> [ABOUT THIS TASK]:
Could you write out all of the data again, word for word?

> [RECORDS SUPPLIED]:
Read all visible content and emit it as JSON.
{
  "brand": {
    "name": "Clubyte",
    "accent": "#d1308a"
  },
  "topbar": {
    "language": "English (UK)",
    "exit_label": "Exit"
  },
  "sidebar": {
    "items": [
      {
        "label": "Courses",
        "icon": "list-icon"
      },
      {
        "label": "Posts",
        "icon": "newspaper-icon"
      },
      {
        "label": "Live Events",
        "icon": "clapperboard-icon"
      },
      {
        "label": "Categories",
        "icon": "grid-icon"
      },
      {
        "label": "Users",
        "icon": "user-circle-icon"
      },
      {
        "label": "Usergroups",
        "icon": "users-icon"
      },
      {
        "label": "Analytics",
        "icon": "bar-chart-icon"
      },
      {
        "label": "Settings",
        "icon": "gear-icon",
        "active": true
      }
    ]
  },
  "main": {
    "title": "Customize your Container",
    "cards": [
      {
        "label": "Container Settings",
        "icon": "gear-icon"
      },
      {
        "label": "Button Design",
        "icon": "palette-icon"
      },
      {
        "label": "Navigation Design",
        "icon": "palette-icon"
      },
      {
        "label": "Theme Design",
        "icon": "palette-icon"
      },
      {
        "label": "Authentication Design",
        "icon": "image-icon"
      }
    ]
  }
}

> [EXERCISE SOLUTION]:
Read all visible content and emit it as JSON.
{
  "brand": {
    "name": "Clubyte",
    "accent": "#d1308a"
  },
  "topbar": {
    "language": "English (UK)",
    "exit_label": "Exit"
  },
  "sidebar": {
    "items": [
      {
        "label": "Courses",
        "icon": "list-icon"
      },
      {
        "label": "Posts",
        "icon": "newspaper-icon"
      },
      {
        "label": "Live Events",
        "icon": "clapperboard-icon"
      },
      {
        "label": "Categories",
        "icon": "grid-icon"
      },
      {
        "label": "Users",
        "icon": "user-circle-icon"
      },
      {
        "label": "Usergroups",
        "icon": "users-icon"
      },
      {
        "label": "Analytics",
        "icon": "bar-chart-icon"
      },
      {
        "label": "Settings",
        "icon": "gear-icon",
        "active": true
      }
    ]
  },
  "main": {
    "title": "Customize your Container",
    "cards": [
      {
        "label": "Container Settings",
        "icon": "gear-icon"
      },
      {
        "label": "Button Design",
        "icon": "palette-icon"
      },
      {
        "label": "Navigation Design",
        "icon": "palette-icon"
      },
      {
        "label": "Theme Design",
        "icon": "palette-icon"
      },
      {
        "label": "Authentication Design",
        "icon": "image-icon"
      }
    ]
  }
}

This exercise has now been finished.